  11. What are government’s medium-term outcome targets? • Improve quality of education – national literacy and numeracy assessments in grades 3, 6 &9, additionall R9bn for teacher salaries to retain experience, FunzaLushakabusary programme continues, support material. • Create decent employment through inclusive growth - investment in economic infrastructure, expanded public works programme (R2.5bn to support labour intensive projects) • Develop a skilled workforce – a wage subsidy for young people is proposed • Improve health care and life expectancy – Additional R8.4bn for ARV treatment, R3.9 billion to retain doctors and therapeutic practitioners • Build a safer country – recruiting an additional 15 000 police in specific areas, R1bn to criminal justice system • Build competitive economic infrastructure network – public infrastructure investment of R845 bn in next three years, R52bn in public works programmes Footer

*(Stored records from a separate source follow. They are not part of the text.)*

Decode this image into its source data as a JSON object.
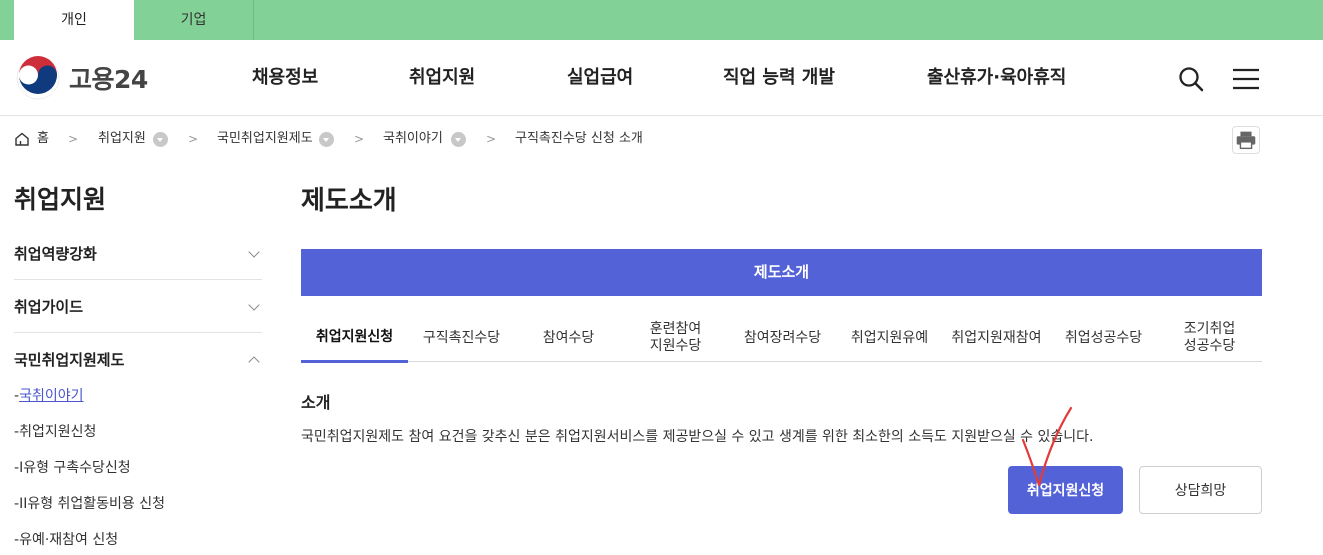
{
  "topbar": {
    "tabs": [
      "개인",
      "기업"
    ]
  },
  "header": {
    "logo_text": "고용24",
    "nav": [
      "채용정보",
      "취업지원",
      "실업급여",
      "직업 능력 개발",
      "출산휴가·육아휴직"
    ],
    "icons": [
      "search-icon",
      "menu-icon"
    ]
  },
  "breadcrumb": {
    "home": "홈",
    "items": [
      "취업지원",
      "국민취업지원제도",
      "국취이야기",
      "구직촉진수당 신청 소개"
    ]
  },
  "sidebar": {
    "title": "취업지원",
    "menus": [
      "취업역량강화",
      "취업가이드",
      "국민취업지원제도"
    ],
    "subitems": [
      "국취이야기",
      "취업지원신청",
      "I유형 구촉수당신청",
      "II유형 취업활동비용 신청",
      "유예·재참여 신청"
    ],
    "sub_prefix": "-"
  },
  "content": {
    "page_title": "제도소개",
    "main_tab": "제도소개",
    "subtabs": [
      [
        "취업지원신청"
      ],
      [
        "구직촉진수당"
      ],
      [
        "참여수당"
      ],
      [
        "훈련참여",
        "지원수당"
      ],
      [
        "참여장려수당"
      ],
      [
        "취업지원유예"
      ],
      [
        "취업지원재참여"
      ],
      [
        "취업성공수당"
      ],
      [
        "조기취업",
        "성공수당"
      ]
    ],
    "section_title": "소개",
    "section_desc": "국민취업지원제도 참여 요건을 갖추신 분은 취업지원서비스를 제공받으실 수 있고 생계를 위한 최소한의 소득도 지원받으실 수 있습니다.",
    "apply_button": "취업지원신청",
    "consult_button": "상담희망"
  },
  "colors": {
    "topbar": "#82d196",
    "accent": "#5462d8",
    "annotation": "#e23b3b"
  }
}
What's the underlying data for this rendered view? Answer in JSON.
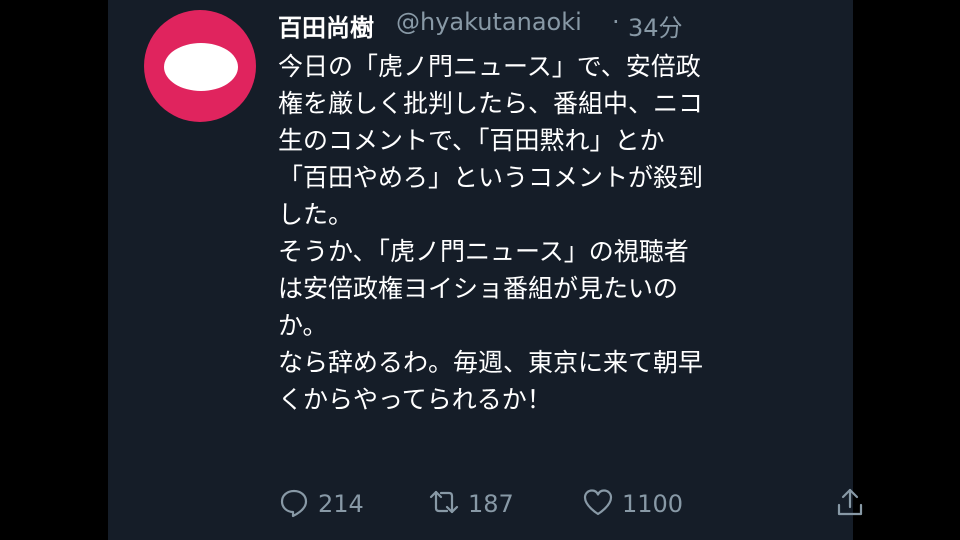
{
  "tweet": {
    "display_name": "百田尚樹",
    "handle": "@hyakutanaoki",
    "separator": "·",
    "time": "34分",
    "body_lines": [
      "今日の「虎ノ門ニュース」で、安倍政",
      "権を厳しく批判したら、番組中、ニコ",
      "生のコメントで、「百田黙れ」とか",
      "「百田やめろ」というコメントが殺到",
      "した。",
      "そうか、「虎ノ門ニュース」の視聴者",
      "は安倍政権ヨイショ番組が見たいの",
      "か。",
      "なら辞めるわ。毎週、東京に来て朝早",
      "くからやってられるか！"
    ],
    "actions": {
      "reply_count": "214",
      "retweet_count": "187",
      "like_count": "1100"
    }
  },
  "icons": {
    "avatar": "avatar",
    "chevron": "chevron-down-icon",
    "reply": "reply-icon",
    "retweet": "retweet-icon",
    "like": "heart-icon",
    "share": "share-icon"
  },
  "colors": {
    "background": "#000000",
    "panel": "#151d28",
    "text_primary": "#ffffff",
    "text_secondary": "#8899a6",
    "avatar_accent": "#e0245e"
  }
}
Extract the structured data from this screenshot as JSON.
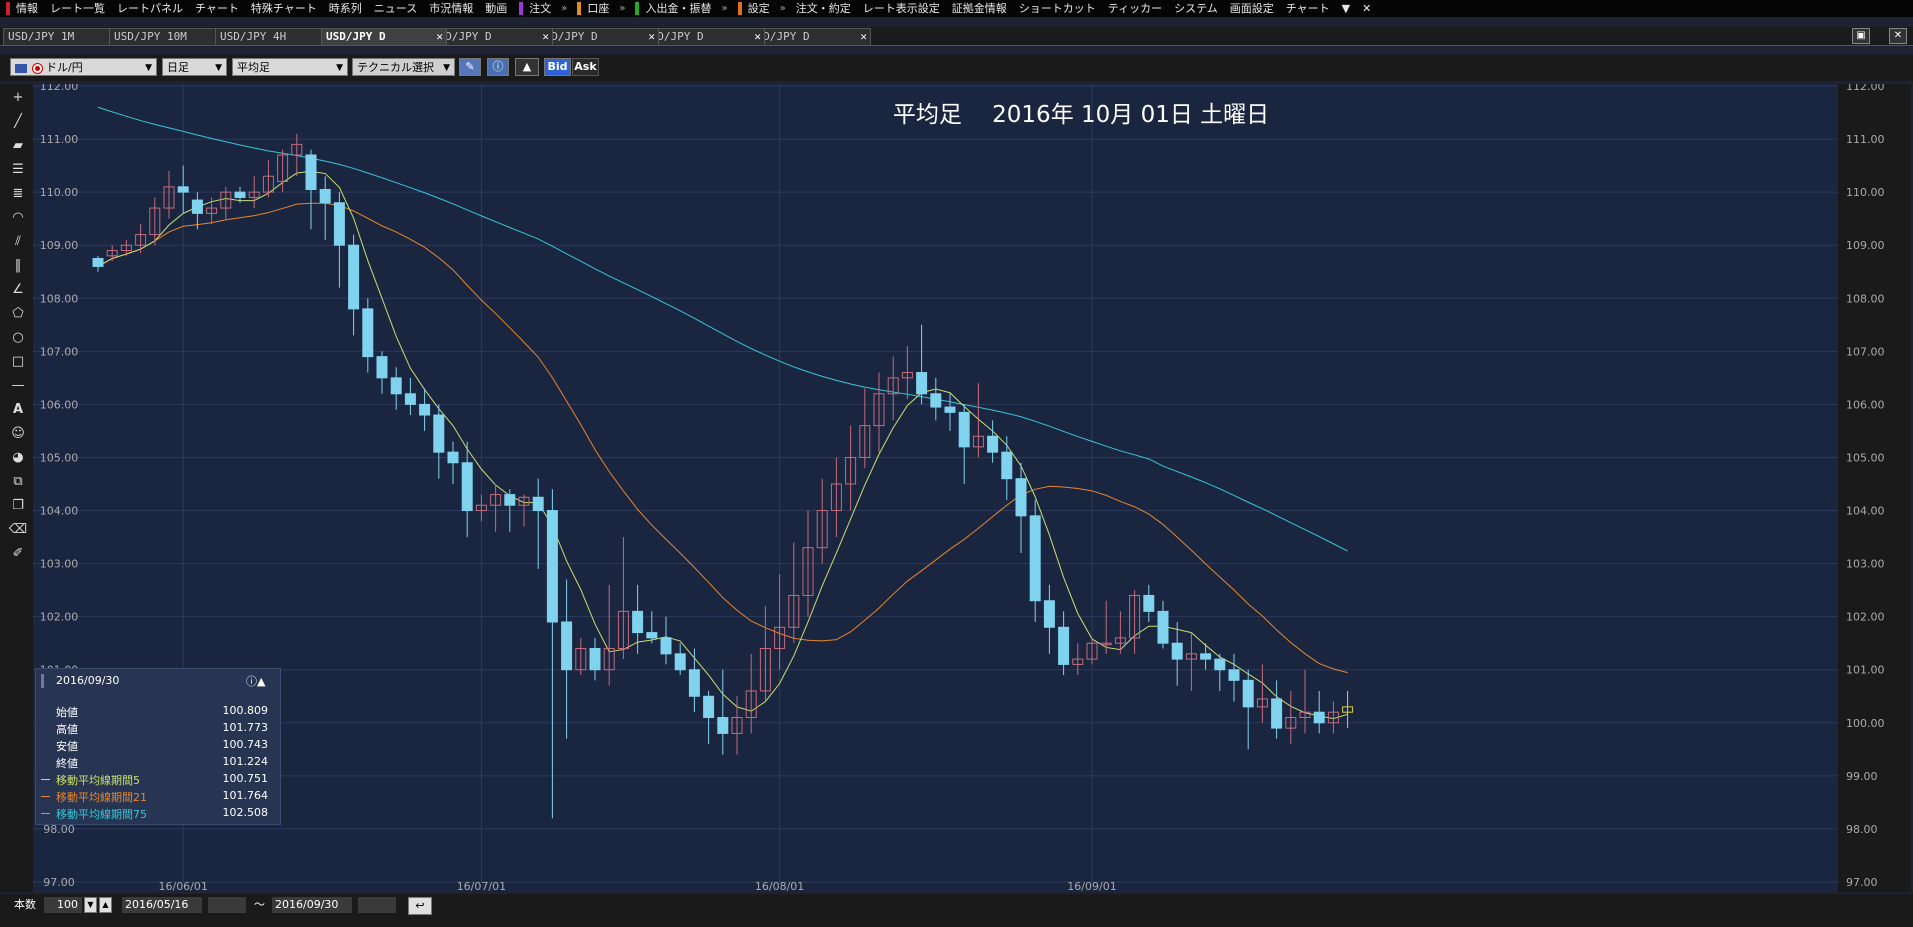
{
  "menu": {
    "items": [
      {
        "label": "情報",
        "sep": "#cc2222"
      },
      {
        "label": "レート一覧"
      },
      {
        "label": "レートパネル"
      },
      {
        "label": "チャート"
      },
      {
        "label": "特殊チャート"
      },
      {
        "label": "時系列"
      },
      {
        "label": "ニュース"
      },
      {
        "label": "市況情報"
      },
      {
        "label": "動画"
      },
      {
        "label": "注文",
        "sep": "#9a3ad0",
        "more": true
      },
      {
        "label": "口座",
        "sep": "#e09020",
        "more": true
      },
      {
        "label": "入出金・振替",
        "sep": "#22aa22",
        "more": true
      },
      {
        "label": "設定",
        "sep": "#e07020",
        "more": true
      },
      {
        "label": "注文・約定"
      },
      {
        "label": "レート表示設定"
      },
      {
        "label": "証拠金情報"
      },
      {
        "label": "ショートカット"
      },
      {
        "label": "ティッカー"
      },
      {
        "label": "システム"
      },
      {
        "label": "画面設定"
      },
      {
        "label": "チャート"
      }
    ],
    "dropdown_glyph": "▼",
    "close_glyph": "✕"
  },
  "tabs": [
    {
      "label": "USD/JPY 1M"
    },
    {
      "label": "USD/JPY 10M"
    },
    {
      "label": "USD/JPY 4H"
    },
    {
      "label": "USD/JPY D",
      "active": true
    },
    {
      "label": "USD/JPY D"
    },
    {
      "label": "USD/JPY D"
    },
    {
      "label": "USD/JPY D"
    },
    {
      "label": "USD/JPY D"
    }
  ],
  "toolbar": {
    "pair": "ドル/円",
    "period": "日足",
    "chart_type": "平均足",
    "technical": "テクニカル選択",
    "bid": "Bid",
    "ask": "Ask"
  },
  "chart_title": "平均足　 2016年 10月 01日 土曜日",
  "info": {
    "date": "2016/09/30",
    "rows": [
      {
        "label": "始値",
        "value": "100.809"
      },
      {
        "label": "高値",
        "value": "101.773"
      },
      {
        "label": "安値",
        "value": "100.743"
      },
      {
        "label": "終値",
        "value": "101.224"
      },
      {
        "label": "移動平均線期間5",
        "value": "100.751",
        "color": "#c8e070"
      },
      {
        "label": "移動平均線期間21",
        "value": "101.764",
        "color": "#e8862c"
      },
      {
        "label": "移動平均線期間75",
        "value": "102.508",
        "color": "#36c8d8"
      }
    ]
  },
  "bottom": {
    "count_label": "本数",
    "count": "100",
    "from": "2016/05/16",
    "tilde": "～",
    "to": "2016/09/30"
  },
  "colors": {
    "up": "#c46c7c",
    "down": "#7fd3ee",
    "last": "#d8d040",
    "ma5": "#c8e070",
    "ma21": "#e8862c",
    "ma75": "#36c8d8",
    "plot_bg": "#1a2540"
  },
  "chart_data": {
    "type": "candlestick",
    "y_ticks": [
      "112.00",
      "111.00",
      "110.00",
      "109.00",
      "108.00",
      "107.00",
      "106.00",
      "105.00",
      "104.00",
      "103.00",
      "102.00",
      "101.00",
      "100.00",
      "99.00",
      "98.00",
      "97.00"
    ],
    "ylim": [
      97,
      112
    ],
    "x_ticks": [
      {
        "label": "16/06/01",
        "index": 6
      },
      {
        "label": "16/07/01",
        "index": 27
      },
      {
        "label": "16/08/01",
        "index": 48
      },
      {
        "label": "16/09/01",
        "index": 70
      }
    ],
    "candles": [
      [
        108.75,
        108.8,
        108.5,
        108.6
      ],
      [
        108.8,
        109.0,
        108.7,
        108.9
      ],
      [
        108.9,
        109.1,
        108.8,
        109.0
      ],
      [
        109.0,
        109.4,
        108.85,
        109.2
      ],
      [
        109.2,
        109.9,
        109.0,
        109.7
      ],
      [
        109.7,
        110.4,
        109.5,
        110.1
      ],
      [
        110.1,
        110.5,
        109.6,
        110.0
      ],
      [
        109.85,
        110.0,
        109.3,
        109.6
      ],
      [
        109.6,
        109.9,
        109.4,
        109.7
      ],
      [
        109.7,
        110.1,
        109.5,
        110.0
      ],
      [
        110.0,
        110.1,
        109.8,
        109.9
      ],
      [
        109.9,
        110.3,
        109.7,
        110.0
      ],
      [
        110.0,
        110.6,
        109.9,
        110.3
      ],
      [
        110.2,
        110.8,
        110.0,
        110.7
      ],
      [
        110.7,
        111.1,
        110.3,
        110.9
      ],
      [
        110.7,
        110.8,
        109.3,
        110.05
      ],
      [
        110.05,
        110.3,
        109.1,
        109.8
      ],
      [
        109.8,
        110.0,
        108.2,
        109.0
      ],
      [
        109.0,
        109.2,
        107.3,
        107.8
      ],
      [
        107.8,
        108.0,
        106.6,
        106.9
      ],
      [
        106.9,
        107.0,
        106.2,
        106.5
      ],
      [
        106.5,
        106.7,
        105.9,
        106.2
      ],
      [
        106.2,
        106.5,
        105.8,
        106.0
      ],
      [
        106.0,
        106.3,
        105.5,
        105.8
      ],
      [
        105.8,
        106.0,
        104.6,
        105.1
      ],
      [
        105.1,
        105.3,
        104.5,
        104.9
      ],
      [
        104.9,
        105.3,
        103.5,
        104.0
      ],
      [
        104.0,
        104.3,
        103.8,
        104.1
      ],
      [
        104.1,
        104.5,
        103.6,
        104.3
      ],
      [
        104.3,
        104.4,
        103.6,
        104.1
      ],
      [
        104.1,
        104.3,
        103.7,
        104.25
      ],
      [
        104.25,
        104.6,
        102.9,
        104.0
      ],
      [
        104.0,
        104.4,
        98.2,
        101.9
      ],
      [
        101.9,
        102.7,
        99.7,
        101.0
      ],
      [
        101.0,
        101.6,
        100.9,
        101.4
      ],
      [
        101.4,
        101.6,
        100.8,
        101.0
      ],
      [
        101.0,
        102.6,
        100.7,
        101.4
      ],
      [
        101.4,
        103.5,
        101.2,
        102.1
      ],
      [
        102.1,
        102.6,
        101.3,
        101.7
      ],
      [
        101.7,
        102.1,
        101.5,
        101.6
      ],
      [
        101.6,
        102.0,
        101.1,
        101.3
      ],
      [
        101.3,
        101.5,
        100.9,
        101.0
      ],
      [
        101.0,
        101.4,
        100.2,
        100.5
      ],
      [
        100.5,
        100.6,
        99.6,
        100.1
      ],
      [
        100.1,
        101.0,
        99.4,
        99.8
      ],
      [
        99.8,
        100.5,
        99.4,
        100.1
      ],
      [
        100.1,
        101.3,
        99.8,
        100.6
      ],
      [
        100.6,
        102.2,
        100.4,
        101.4
      ],
      [
        101.4,
        102.8,
        101.0,
        101.8
      ],
      [
        101.8,
        103.4,
        101.5,
        102.4
      ],
      [
        102.4,
        104.0,
        102.0,
        103.3
      ],
      [
        103.3,
        104.6,
        103.0,
        104.0
      ],
      [
        104.0,
        105.0,
        103.5,
        104.5
      ],
      [
        104.5,
        105.6,
        104.0,
        105.0
      ],
      [
        105.0,
        106.3,
        104.8,
        105.6
      ],
      [
        105.6,
        106.6,
        105.1,
        106.2
      ],
      [
        106.2,
        106.9,
        105.7,
        106.5
      ],
      [
        106.5,
        107.1,
        106.1,
        106.6
      ],
      [
        106.6,
        107.5,
        106.0,
        106.2
      ],
      [
        106.2,
        106.5,
        105.7,
        105.95
      ],
      [
        105.95,
        106.2,
        105.5,
        105.85
      ],
      [
        105.85,
        106.0,
        104.5,
        105.2
      ],
      [
        105.2,
        106.4,
        105.0,
        105.4
      ],
      [
        105.4,
        105.7,
        104.9,
        105.1
      ],
      [
        105.1,
        105.4,
        104.2,
        104.6
      ],
      [
        104.6,
        104.9,
        103.2,
        103.9
      ],
      [
        103.9,
        104.2,
        101.9,
        102.3
      ],
      [
        102.3,
        102.6,
        101.3,
        101.8
      ],
      [
        101.8,
        102.1,
        100.9,
        101.1
      ],
      [
        101.1,
        101.5,
        100.9,
        101.2
      ],
      [
        101.2,
        101.6,
        101.1,
        101.5
      ],
      [
        101.5,
        102.3,
        101.3,
        101.5
      ],
      [
        101.5,
        102.1,
        101.3,
        101.6
      ],
      [
        101.6,
        102.5,
        101.3,
        102.4
      ],
      [
        102.4,
        102.6,
        101.9,
        102.1
      ],
      [
        102.1,
        102.3,
        101.4,
        101.5
      ],
      [
        101.5,
        101.9,
        100.7,
        101.2
      ],
      [
        101.2,
        101.7,
        100.6,
        101.3
      ],
      [
        101.3,
        101.5,
        101.0,
        101.2
      ],
      [
        101.2,
        101.3,
        100.6,
        101.0
      ],
      [
        101.0,
        101.3,
        100.4,
        100.8
      ],
      [
        100.8,
        101.0,
        99.5,
        100.3
      ],
      [
        100.3,
        101.1,
        100.0,
        100.45
      ],
      [
        100.45,
        100.8,
        99.7,
        99.9
      ],
      [
        99.9,
        100.6,
        99.6,
        100.1
      ],
      [
        100.1,
        101.0,
        99.8,
        100.2
      ],
      [
        100.2,
        100.6,
        99.8,
        100.0
      ],
      [
        100.0,
        100.4,
        99.8,
        100.2
      ],
      [
        100.2,
        100.6,
        99.9,
        100.3
      ]
    ]
  }
}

  12. What are government’s medium-term outcome targets? • Accelerated rural development – resolve all land claims by 2019, review land reform, review water allocation and pricing • Protection of the environment – finalise white paper on climate change by end-2010, develop and implement water conservation strategy, electricity system operator independent of Eskom by 2010 • Sustainable human settlements – guarantee scheme to support ‘gap’ in the housing market (income R3000 to R9000 a month) • Build effective and efficient local government system – auditing of skills in top posts, capacity building grants • A better South Africa, Africa and World • Effective government, empowered citizenship Footer

  13. Breakdown of expenditure 2010/11 Footer

  14. Economic policy developments • Flexible inflation targetingframework to stay, goal of low stable inflation re-affirmed • No direct intervention in the currency but Reserve bank to ‘lean against the wind’ when rand exchange rate strengthens due to strong capital inflows, further relaxation of exchange controls proposed • Wage subsidy proposed to encourage employers to hire youth lacking work experience • Government is considering the design of a standard, basic retirement saving and income protection scheme that is affordable simple and cost –effective for low income earners and those with irregular earnings. Contributions could be compulsory for all employed persons. • Research is underway to investigate options around a National Health Insurance Schemethat might enable a transition to the model over the next 5 years. • An inter-ministerial committee is overseeing work on social security and retirement reform– they will be tasked with assessing the options and financial implications Footer